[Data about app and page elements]

####

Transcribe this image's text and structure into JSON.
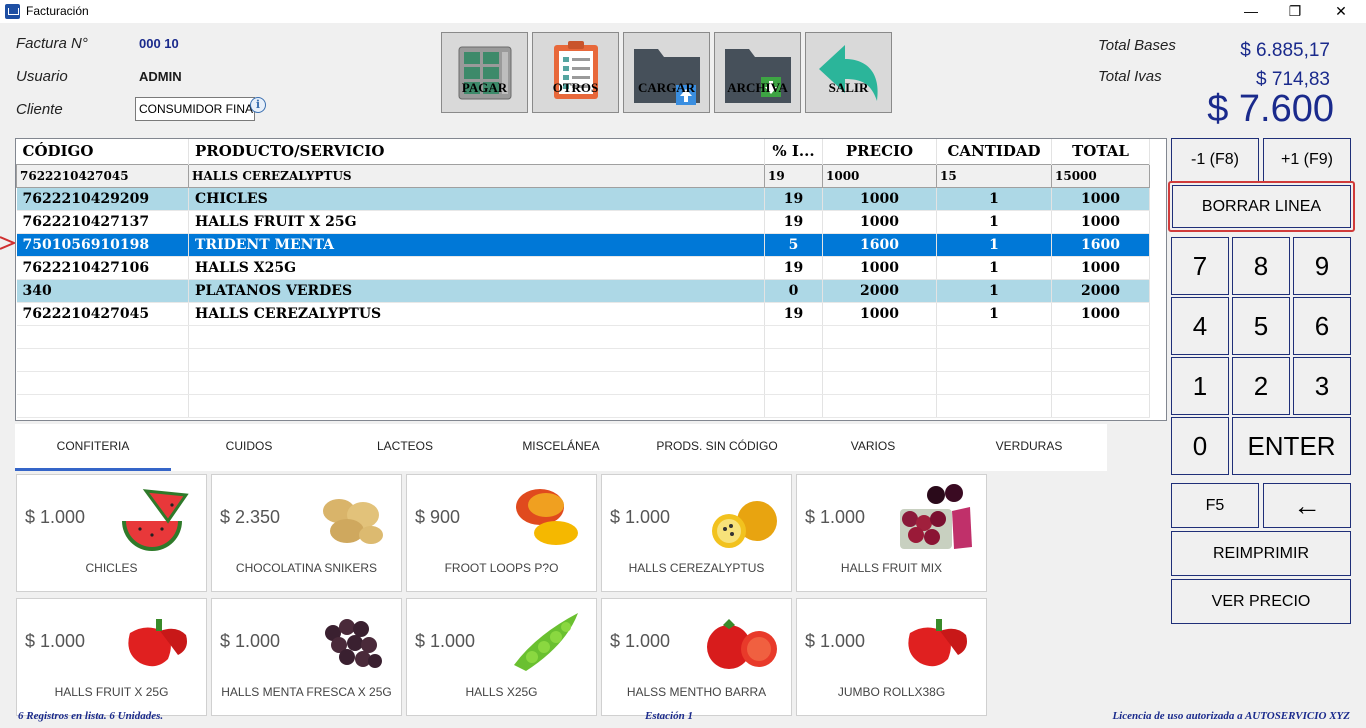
{
  "window": {
    "title": "Facturación",
    "minimize": "—",
    "restore": "❐",
    "close": "✕"
  },
  "header": {
    "factura_label": "Factura N°",
    "factura_value": "000  10",
    "usuario_label": "Usuario",
    "usuario_value": "ADMIN",
    "cliente_label": "Cliente",
    "cliente_value": "CONSUMIDOR FINAL"
  },
  "toolbar": [
    {
      "label": "PAGAR",
      "icon": "cash-register-icon"
    },
    {
      "label": "OTROS",
      "icon": "clipboard-icon"
    },
    {
      "label": "CARGAR",
      "icon": "folder-upload-icon"
    },
    {
      "label": "ARCHIVA",
      "icon": "folder-download-icon"
    },
    {
      "label": "SALIR",
      "icon": "undo-arrow-icon"
    }
  ],
  "totals": {
    "bases_label": "Total Bases",
    "bases_value": "$ 6.885,17",
    "ivas_label": "Total Ivas",
    "ivas_value": "$ 714,83",
    "grand_total": "$ 7.600"
  },
  "grid": {
    "columns": [
      "CÓDIGO",
      "PRODUCTO/SERVICIO",
      "% I...",
      "PRECIO",
      "CANTIDAD",
      "TOTAL"
    ],
    "edit_row": [
      "7622210427045",
      "HALLS CEREZALYPTUS",
      "19",
      "1000",
      "15",
      "15000"
    ],
    "rows": [
      [
        "7622210429209",
        "CHICLES",
        "19",
        "1000",
        "1",
        "1000"
      ],
      [
        "7622210427137",
        "HALLS FRUIT X 25G",
        "19",
        "1000",
        "1",
        "1000"
      ],
      [
        "7501056910198",
        "TRIDENT MENTA",
        "5",
        "1600",
        "1",
        "1600"
      ],
      [
        "7622210427106",
        "HALLS X25G",
        "19",
        "1000",
        "1",
        "1000"
      ],
      [
        "340",
        "PLATANOS VERDES",
        "0",
        "2000",
        "1",
        "2000"
      ],
      [
        "7622210427045",
        "HALLS CEREZALYPTUS",
        "19",
        "1000",
        "1",
        "1000"
      ]
    ]
  },
  "tabs": [
    "CONFITERIA",
    "CUIDOS",
    "LACTEOS",
    "MISCELÁNEA",
    "PRODS. SIN CÓDIGO",
    "VARIOS",
    "VERDURAS"
  ],
  "products": [
    {
      "price": "$ 1.000",
      "name": "CHICLES",
      "image": "watermelon"
    },
    {
      "price": "$ 2.350",
      "name": "CHOCOLATINA SNIKERS",
      "image": "potatoes"
    },
    {
      "price": "$ 900",
      "name": "FROOT LOOPS P?O",
      "image": "mango"
    },
    {
      "price": "$ 1.000",
      "name": "HALLS CEREZALYPTUS",
      "image": "passion-fruit"
    },
    {
      "price": "$ 1.000",
      "name": "HALLS FRUIT MIX",
      "image": "berries"
    },
    {
      "price": "$ 1.000",
      "name": "HALLS FRUIT X 25G",
      "image": "red-pepper"
    },
    {
      "price": "$ 1.000",
      "name": "HALLS MENTA FRESCA X 25G",
      "image": "grapes"
    },
    {
      "price": "$ 1.000",
      "name": "HALLS X25G",
      "image": "peas"
    },
    {
      "price": "$ 1.000",
      "name": "HALSS MENTHO BARRA",
      "image": "tomato"
    },
    {
      "price": "$ 1.000",
      "name": "JUMBO ROLLX38G",
      "image": "red-pepper"
    }
  ],
  "keypad": {
    "minus": "-1 (F8)",
    "plus": "+1 (F9)",
    "borrar": "BORRAR LINEA",
    "n7": "7",
    "n8": "8",
    "n9": "9",
    "n4": "4",
    "n5": "5",
    "n6": "6",
    "n1": "1",
    "n2": "2",
    "n3": "3",
    "n0": "0",
    "enter": "ENTER",
    "f5": "F5",
    "back": "←",
    "reimprimir": "REIMPRIMIR",
    "ver_precio": "VER PRECIO"
  },
  "status": {
    "left": "6 Registros en lista. 6 Unidades.",
    "center": "Estación 1",
    "right": "Licencia de uso autorizada a AUTOSERVICIO XYZ"
  }
}
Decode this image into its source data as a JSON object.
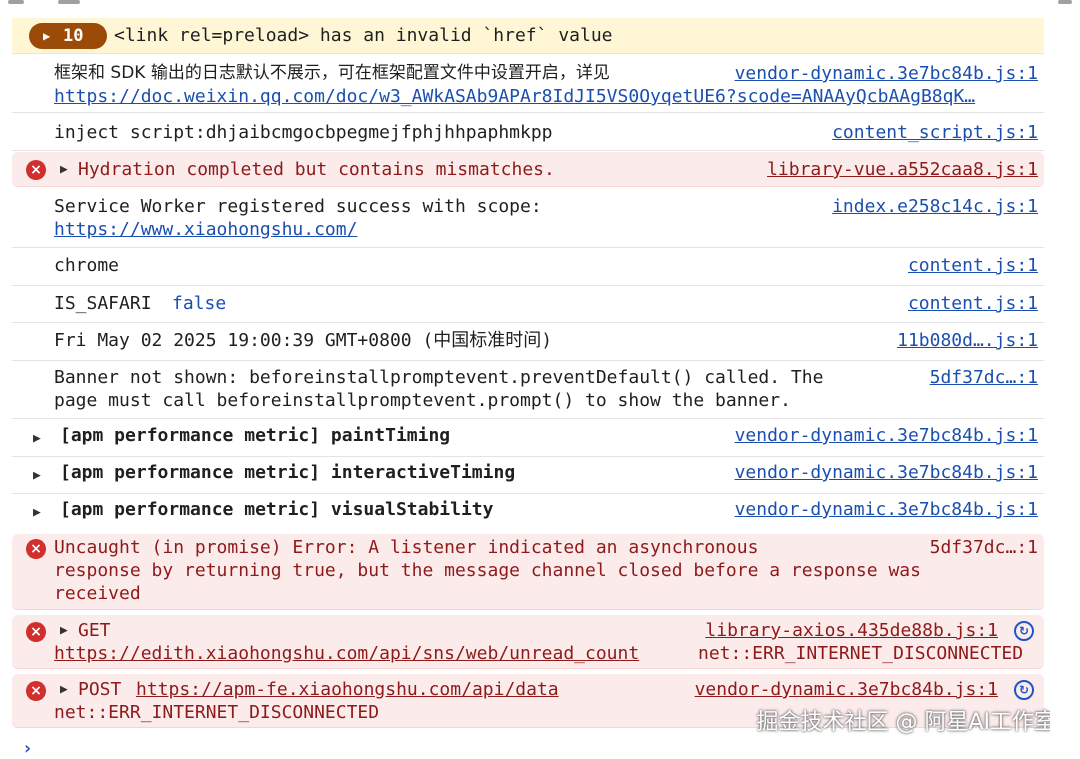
{
  "console": {
    "warning_group": {
      "count": "10",
      "message": "<link rel=preload> has an invalid `href` value"
    },
    "entries": [
      {
        "text": "框架和 SDK 输出的日志默认不展示，可在框架配置文件中设置开启，详见",
        "source": "vendor-dynamic.3e7bc84b.js:1",
        "url": "https://doc.weixin.qq.com/doc/w3_AWkASAb9APAr8IdJI5VS0OyqetUE6?scode=ANAAyQcbAAgB8qK…"
      },
      {
        "text": "inject script:dhjaibcmgocbpegmejfphjhhpaphmkpp",
        "source": "content_script.js:1"
      },
      {
        "text": "Hydration completed but contains mismatches.",
        "source": "library-vue.a552caa8.js:1",
        "level": "error"
      },
      {
        "text": "Service Worker registered success with scope:",
        "url": "https://www.xiaohongshu.com/",
        "source": "index.e258c14c.js:1"
      },
      {
        "text": "chrome",
        "source": "content.js:1"
      },
      {
        "label": "IS_SAFARI",
        "value": "false",
        "source": "content.js:1"
      },
      {
        "text": "Fri May 02 2025 19:00:39 GMT+0800 (中国标准时间)",
        "source": "11b080d….js:1"
      },
      {
        "line1": "Banner not shown: beforeinstallpromptevent.preventDefault() called. The",
        "line2": "page must call beforeinstallpromptevent.prompt() to show the banner.",
        "source": "5df37dc…:1"
      },
      {
        "text": "[apm performance metric] paintTiming",
        "source": "vendor-dynamic.3e7bc84b.js:1"
      },
      {
        "text": "[apm performance metric] interactiveTiming",
        "source": "vendor-dynamic.3e7bc84b.js:1"
      },
      {
        "text": "[apm performance metric] visualStability",
        "source": "vendor-dynamic.3e7bc84b.js:1"
      },
      {
        "line1": "Uncaught (in promise) Error: A listener indicated an asynchronous",
        "line2": "response by returning true, but the message channel closed before a response was",
        "line3": "received",
        "source": "5df37dc…:1",
        "level": "error"
      },
      {
        "method": "GET",
        "url": "https://edith.xiaohongshu.com/api/sns/web/unread_count",
        "status": "net::ERR_INTERNET_DISCONNECTED",
        "source": "library-axios.435de88b.js:1",
        "level": "error"
      },
      {
        "method": "POST",
        "url": "https://apm-fe.xiaohongshu.com/api/data",
        "status": "net::ERR_INTERNET_DISCONNECTED",
        "source": "vendor-dynamic.3e7bc84b.js:1",
        "level": "error"
      }
    ]
  },
  "watermark": "掘金技术社区 @ 阿星AI工作室",
  "prompt_symbol": "›",
  "icons": {
    "error": "×",
    "expand": "▶",
    "network": "↻"
  },
  "colors": {
    "warning_bg": "#fef6d5",
    "error_bg": "#fcebeb",
    "badge": "#9c4a08",
    "link": "#1a4fb0",
    "error_icon": "#d12e2e"
  }
}
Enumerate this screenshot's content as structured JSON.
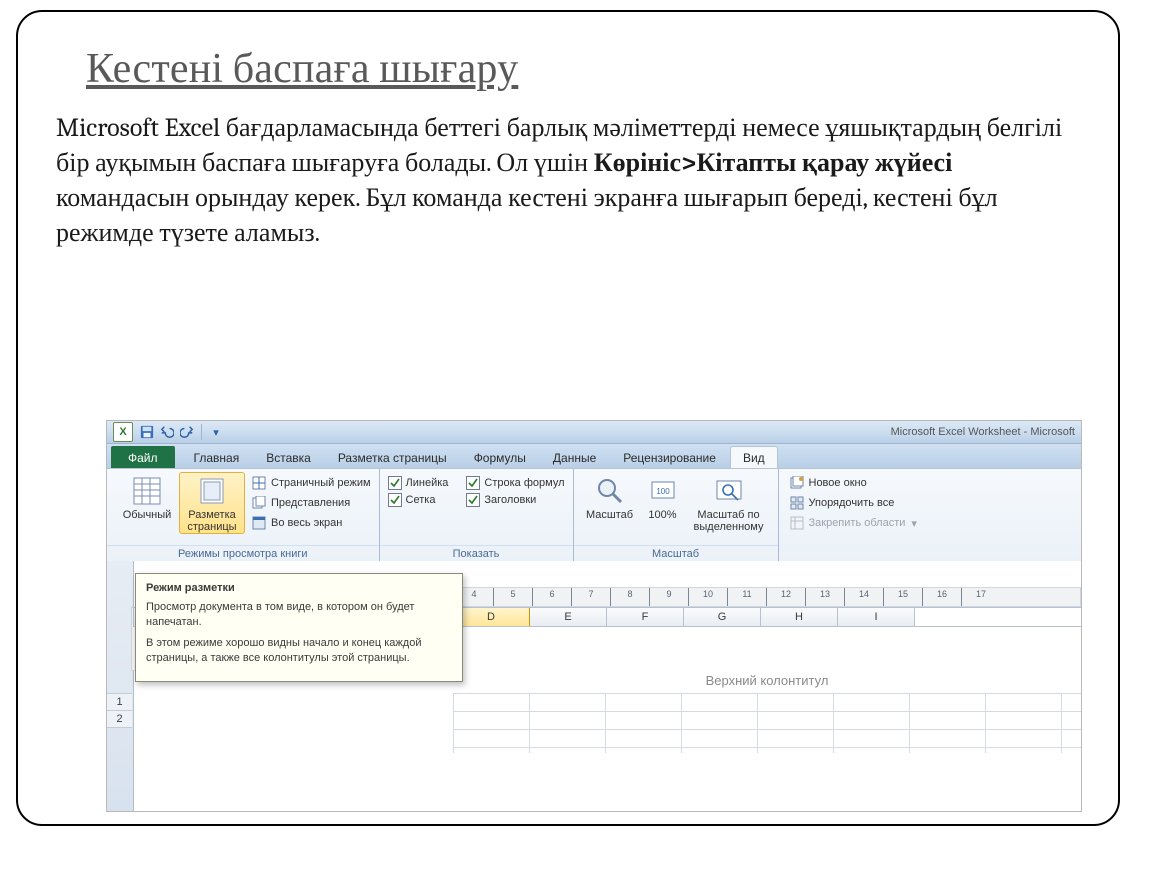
{
  "slide": {
    "title": "Кестені баспаға шығару",
    "para_pre": "Microsoft Excel бағдарламасында беттегі барлық мәліметтерді немесе ұяшықтардың белгілі бір ауқымын баспаға шығаруға болады. Ол үшін ",
    "para_bold": "Көрініс>Кітапты қарау жүйесі",
    "para_post": " командасын орындау керек. Бұл команда кестені экранға шығарып береді, кестені бұл режимде түзете аламыз."
  },
  "title_bar": {
    "excel_letter": "X",
    "window_title": "Microsoft Excel Worksheet - Microsoft"
  },
  "tabs": {
    "file": "Файл",
    "items": [
      "Главная",
      "Вставка",
      "Разметка страницы",
      "Формулы",
      "Данные",
      "Рецензирование"
    ],
    "active": "Вид"
  },
  "ribbon": {
    "views": {
      "normal": "Обычный",
      "page_layout": "Разметка страницы",
      "page_break": "Страничный режим",
      "custom_views": "Представления",
      "full_screen": "Во весь экран",
      "group_label": "Режимы просмотра книги"
    },
    "show": {
      "ruler": "Линейка",
      "grid": "Сетка",
      "formula_bar": "Строка формул",
      "headings": "Заголовки",
      "group_label": "Показать"
    },
    "zoom": {
      "zoom": "Масштаб",
      "hundred": "100%",
      "to_selection_l1": "Масштаб по",
      "to_selection_l2": "выделенному",
      "group_label": "Масштаб"
    },
    "window": {
      "new_window": "Новое окно",
      "arrange_all": "Упорядочить все",
      "freeze": "Закрепить области",
      "freeze_disabled": true
    }
  },
  "tooltip": {
    "title": "Режим разметки",
    "p1": "Просмотр документа в том виде, в котором он будет напечатан.",
    "p2": "В этом режиме хорошо видны начало и конец каждой страницы, а также все колонтитулы этой страницы."
  },
  "ruler_ticks": [
    "4",
    "5",
    "6",
    "7",
    "8",
    "9",
    "10",
    "11",
    "12",
    "13",
    "14",
    "15",
    "16",
    "17"
  ],
  "col_heads": [
    "D",
    "E",
    "F",
    "G",
    "H",
    "I"
  ],
  "selected_col": "D",
  "row_heads": [
    "1",
    "2"
  ],
  "header_placeholder": "Верхний колонтитул"
}
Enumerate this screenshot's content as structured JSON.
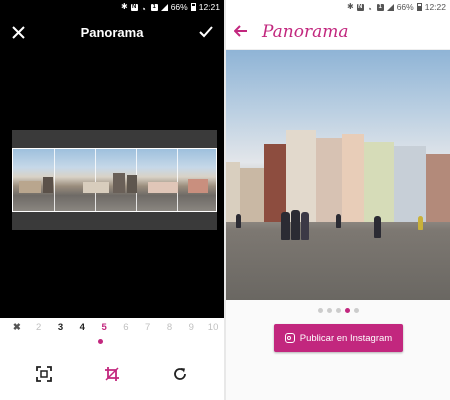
{
  "left": {
    "status": {
      "battery": "66%",
      "time": "12:21"
    },
    "header": {
      "title": "Panorama"
    },
    "slider": {
      "numbers": [
        "2",
        "3",
        "4",
        "5",
        "6",
        "7",
        "8",
        "9",
        "10"
      ],
      "selected": "5"
    }
  },
  "right": {
    "status": {
      "battery": "66%",
      "time": "12:22"
    },
    "header": {
      "title": "Panorama"
    },
    "pager": {
      "count": 5,
      "active_index": 3
    },
    "share_button": {
      "label": "Publicar en Instagram"
    }
  },
  "colors": {
    "accent": "#c2277e",
    "dark_bg": "#000000",
    "light_bg": "#fafafa"
  },
  "icons": [
    "close-icon",
    "check-icon",
    "back-arrow-icon",
    "crop-fit-icon",
    "crop-icon",
    "rotate-icon",
    "instagram-icon"
  ]
}
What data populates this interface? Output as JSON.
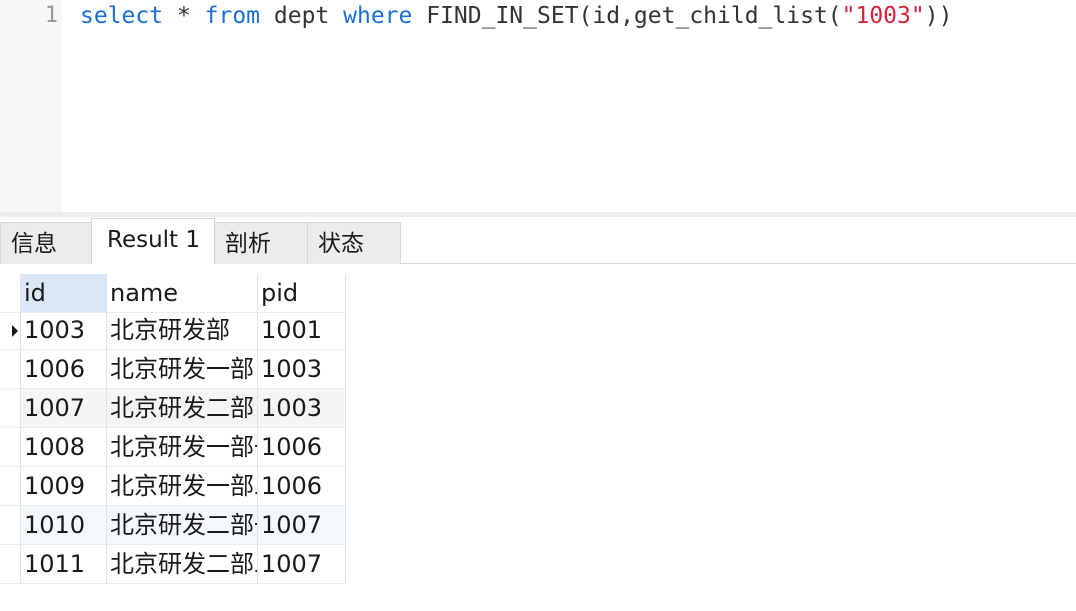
{
  "editor": {
    "line_number": "1",
    "sql": {
      "kw_select": "select",
      "t_star": " * ",
      "kw_from": "from",
      "t_table": " dept ",
      "kw_where": "where",
      "t_func": " FIND_IN_SET(id,get_child_list(",
      "str_arg": "\"1003\"",
      "t_close": "))"
    },
    "colors": {
      "keyword": "#1a6fd6",
      "string": "#d2233c",
      "plain": "#333333"
    }
  },
  "tabs": [
    {
      "label": "信息",
      "active": false
    },
    {
      "label": "Result 1",
      "active": true
    },
    {
      "label": "剖析",
      "active": false
    },
    {
      "label": "状态",
      "active": false
    }
  ],
  "grid": {
    "columns": [
      "id",
      "name",
      "pid"
    ],
    "rows": [
      [
        "1003",
        "北京研发部",
        "1001"
      ],
      [
        "1006",
        "北京研发一部",
        "1003"
      ],
      [
        "1007",
        "北京研发二部",
        "1003"
      ],
      [
        "1008",
        "北京研发一部一",
        "1006"
      ],
      [
        "1009",
        "北京研发一部二",
        "1006"
      ],
      [
        "1010",
        "北京研发二部一",
        "1007"
      ],
      [
        "1011",
        "北京研发二部二",
        "1007"
      ]
    ],
    "current_row_icon": "triangle-right-icon"
  }
}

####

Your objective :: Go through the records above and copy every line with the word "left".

Answer to this exercise ::
    "left": "6 Registros en lista. 6 Unidades.",
  "left": {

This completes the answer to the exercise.